We’re closed; grand opening tentatively set for October 1, 2012

Would You Spend $4,250 on a Pen?

The Serif Media annual Bravado Award for 2012 goes to Paradise Pen of Denver, Colorado, for having the chutzpah to suggest we buy a fountain pen for $4,250.

Nice try, but we’re looking elsewhere for pens, as are all public purchasing agents.

Contrast the Paradise offer to the contract price obtained by State of California buyers for a dozen Bic Round Stic Ballpoint Pens. The State is paying 20 cents a box or an amazing bargain price of 1.66 cents for each pen.

Just to gauge how outrageous it would be to spend $4,250 for a pen, consider that for a bundle of 42 hundred-dollar bills, we could give a Bic pen to every State employee in California and still have money left over to buy paper.

(Side Note: California State Controller John Chiang says there are 238,816 employees on the California state payroll).

Of course, the Visconti Bible Fountain pen is made of celluloid (also used to make ping pong balls) with accents of genuine gold, but the State’s Bic pens feature a “tungsten carbide ball for added durability.” We’re betting the State’s pens last longer than the Visconti 18K gold nib.

The State’s pen tip can be used to open packing sealing tape on all those UPS packages. Dare we use the Visconti gold nib for anything but an investment in the climbing price of precious metals?

Since a quarter million public servants can have a Bic pen for a penny and a half, anyone who bites on the offer for the Visconti Bible Fountain Pen must be spending $4249.98 to make a statement: “I have money and I am important.”

To be generous, perhaps you could make an argument that the pen’s barrel tells a story in art. It is decorated with scenes of Adam and Eve, Noah’s ark and David and Goliath. The cap is engraved with the 10 commandments in Hebrew. But we could sell you a Bible with even more vivid narratives for $3.48 at Amazon.

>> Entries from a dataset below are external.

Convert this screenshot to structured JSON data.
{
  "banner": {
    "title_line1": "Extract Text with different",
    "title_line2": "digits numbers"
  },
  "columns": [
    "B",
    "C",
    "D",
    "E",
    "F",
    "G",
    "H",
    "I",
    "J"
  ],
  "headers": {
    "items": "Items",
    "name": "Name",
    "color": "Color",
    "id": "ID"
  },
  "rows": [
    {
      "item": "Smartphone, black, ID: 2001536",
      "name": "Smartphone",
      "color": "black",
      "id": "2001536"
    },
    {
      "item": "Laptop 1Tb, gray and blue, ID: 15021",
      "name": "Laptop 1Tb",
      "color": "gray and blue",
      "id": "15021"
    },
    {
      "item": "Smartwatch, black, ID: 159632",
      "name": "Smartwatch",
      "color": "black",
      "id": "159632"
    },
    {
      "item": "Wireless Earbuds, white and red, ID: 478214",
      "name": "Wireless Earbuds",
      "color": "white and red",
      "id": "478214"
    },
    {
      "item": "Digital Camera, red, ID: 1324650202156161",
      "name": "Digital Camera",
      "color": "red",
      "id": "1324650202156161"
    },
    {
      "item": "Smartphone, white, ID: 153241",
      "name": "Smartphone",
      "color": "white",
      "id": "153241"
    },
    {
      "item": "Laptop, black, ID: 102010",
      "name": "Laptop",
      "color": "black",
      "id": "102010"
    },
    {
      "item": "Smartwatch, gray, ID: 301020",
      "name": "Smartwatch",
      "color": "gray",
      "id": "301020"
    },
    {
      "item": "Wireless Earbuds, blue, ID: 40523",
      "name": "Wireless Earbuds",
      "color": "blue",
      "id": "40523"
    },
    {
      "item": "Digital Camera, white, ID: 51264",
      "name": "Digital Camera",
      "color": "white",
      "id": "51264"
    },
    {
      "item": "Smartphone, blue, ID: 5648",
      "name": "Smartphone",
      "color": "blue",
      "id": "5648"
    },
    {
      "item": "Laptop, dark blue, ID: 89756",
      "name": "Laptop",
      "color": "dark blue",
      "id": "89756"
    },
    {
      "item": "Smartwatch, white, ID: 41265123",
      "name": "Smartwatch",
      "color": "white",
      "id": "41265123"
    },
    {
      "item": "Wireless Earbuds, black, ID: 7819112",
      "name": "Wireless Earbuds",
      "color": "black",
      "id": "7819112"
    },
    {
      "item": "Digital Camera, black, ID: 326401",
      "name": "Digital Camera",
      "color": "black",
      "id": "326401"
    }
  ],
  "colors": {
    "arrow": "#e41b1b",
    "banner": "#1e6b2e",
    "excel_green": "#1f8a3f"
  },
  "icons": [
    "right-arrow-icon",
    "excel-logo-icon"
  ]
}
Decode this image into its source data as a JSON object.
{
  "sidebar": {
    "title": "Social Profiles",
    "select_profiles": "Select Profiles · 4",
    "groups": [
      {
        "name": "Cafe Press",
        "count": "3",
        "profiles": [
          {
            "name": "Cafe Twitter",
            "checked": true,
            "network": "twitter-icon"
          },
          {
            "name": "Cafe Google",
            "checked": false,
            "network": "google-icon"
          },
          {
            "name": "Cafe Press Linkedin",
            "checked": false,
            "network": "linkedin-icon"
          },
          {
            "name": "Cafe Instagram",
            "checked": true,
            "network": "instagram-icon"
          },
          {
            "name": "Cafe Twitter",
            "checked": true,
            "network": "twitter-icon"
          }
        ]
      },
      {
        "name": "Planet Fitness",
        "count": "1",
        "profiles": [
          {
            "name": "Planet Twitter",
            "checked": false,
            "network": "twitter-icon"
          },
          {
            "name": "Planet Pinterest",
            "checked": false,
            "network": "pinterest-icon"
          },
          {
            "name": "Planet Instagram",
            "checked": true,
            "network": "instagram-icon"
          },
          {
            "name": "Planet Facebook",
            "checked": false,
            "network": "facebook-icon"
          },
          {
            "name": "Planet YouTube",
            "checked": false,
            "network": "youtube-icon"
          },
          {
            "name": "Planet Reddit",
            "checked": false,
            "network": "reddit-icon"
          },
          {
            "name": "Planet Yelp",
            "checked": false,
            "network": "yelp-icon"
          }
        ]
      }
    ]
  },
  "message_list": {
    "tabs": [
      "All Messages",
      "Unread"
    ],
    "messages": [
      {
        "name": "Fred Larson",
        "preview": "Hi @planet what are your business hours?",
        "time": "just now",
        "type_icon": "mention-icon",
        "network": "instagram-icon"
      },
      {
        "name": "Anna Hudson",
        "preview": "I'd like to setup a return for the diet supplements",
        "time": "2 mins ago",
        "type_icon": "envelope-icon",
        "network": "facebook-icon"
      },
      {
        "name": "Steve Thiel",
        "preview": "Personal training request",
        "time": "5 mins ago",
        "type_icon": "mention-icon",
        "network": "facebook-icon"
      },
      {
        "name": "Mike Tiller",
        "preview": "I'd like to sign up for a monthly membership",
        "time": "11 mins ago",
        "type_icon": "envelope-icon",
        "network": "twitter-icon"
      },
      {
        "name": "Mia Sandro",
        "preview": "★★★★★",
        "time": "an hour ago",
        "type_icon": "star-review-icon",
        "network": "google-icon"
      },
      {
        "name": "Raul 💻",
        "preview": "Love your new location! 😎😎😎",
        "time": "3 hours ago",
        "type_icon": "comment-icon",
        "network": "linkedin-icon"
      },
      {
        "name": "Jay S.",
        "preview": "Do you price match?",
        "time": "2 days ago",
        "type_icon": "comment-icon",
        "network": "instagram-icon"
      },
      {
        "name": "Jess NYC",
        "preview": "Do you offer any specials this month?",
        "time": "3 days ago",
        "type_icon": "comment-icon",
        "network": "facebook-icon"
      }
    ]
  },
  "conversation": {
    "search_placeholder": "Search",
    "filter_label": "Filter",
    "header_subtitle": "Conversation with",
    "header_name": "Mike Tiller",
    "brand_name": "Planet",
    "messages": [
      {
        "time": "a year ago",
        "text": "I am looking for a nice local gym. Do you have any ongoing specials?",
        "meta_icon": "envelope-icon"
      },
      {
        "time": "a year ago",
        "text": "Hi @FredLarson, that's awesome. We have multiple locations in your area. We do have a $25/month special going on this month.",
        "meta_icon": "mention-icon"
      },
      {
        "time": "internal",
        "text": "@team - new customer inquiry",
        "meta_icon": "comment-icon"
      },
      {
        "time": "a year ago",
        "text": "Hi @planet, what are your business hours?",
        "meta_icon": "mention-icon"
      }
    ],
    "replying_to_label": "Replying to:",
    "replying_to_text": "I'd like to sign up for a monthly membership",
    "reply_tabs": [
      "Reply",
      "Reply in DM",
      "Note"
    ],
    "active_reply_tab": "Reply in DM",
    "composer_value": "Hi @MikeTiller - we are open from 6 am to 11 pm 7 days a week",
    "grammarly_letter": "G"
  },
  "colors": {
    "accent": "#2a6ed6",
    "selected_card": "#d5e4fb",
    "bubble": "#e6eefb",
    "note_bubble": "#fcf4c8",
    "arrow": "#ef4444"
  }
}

OK, you could finally argue that Visconti is producing a collector’s item, since only 999 of the pens will exist on planet earth. But this pen is not the Mona Lisa, and will never end up at the Louvre. So really, unless you need the pen to invoke the pompous, wily charms of Bernard Madoff, you’d be better off mailing $4,249.98 to World Vision, who will see to it that 335 chickens are delivered to impoverished communities abroad.

The Lessons

World Vision says, “Fresh eggs raise the levels of protein and other nutrients in a family’s diet, and the sale of extra eggs provides money for other household needs.”

Serif Media says the Visconti Bible Fountain Pen provides gratuitous helpings of ego and not the slightest inkling of productivity.

Beware of any purchase order with “pen” and “Visconti” on the same page.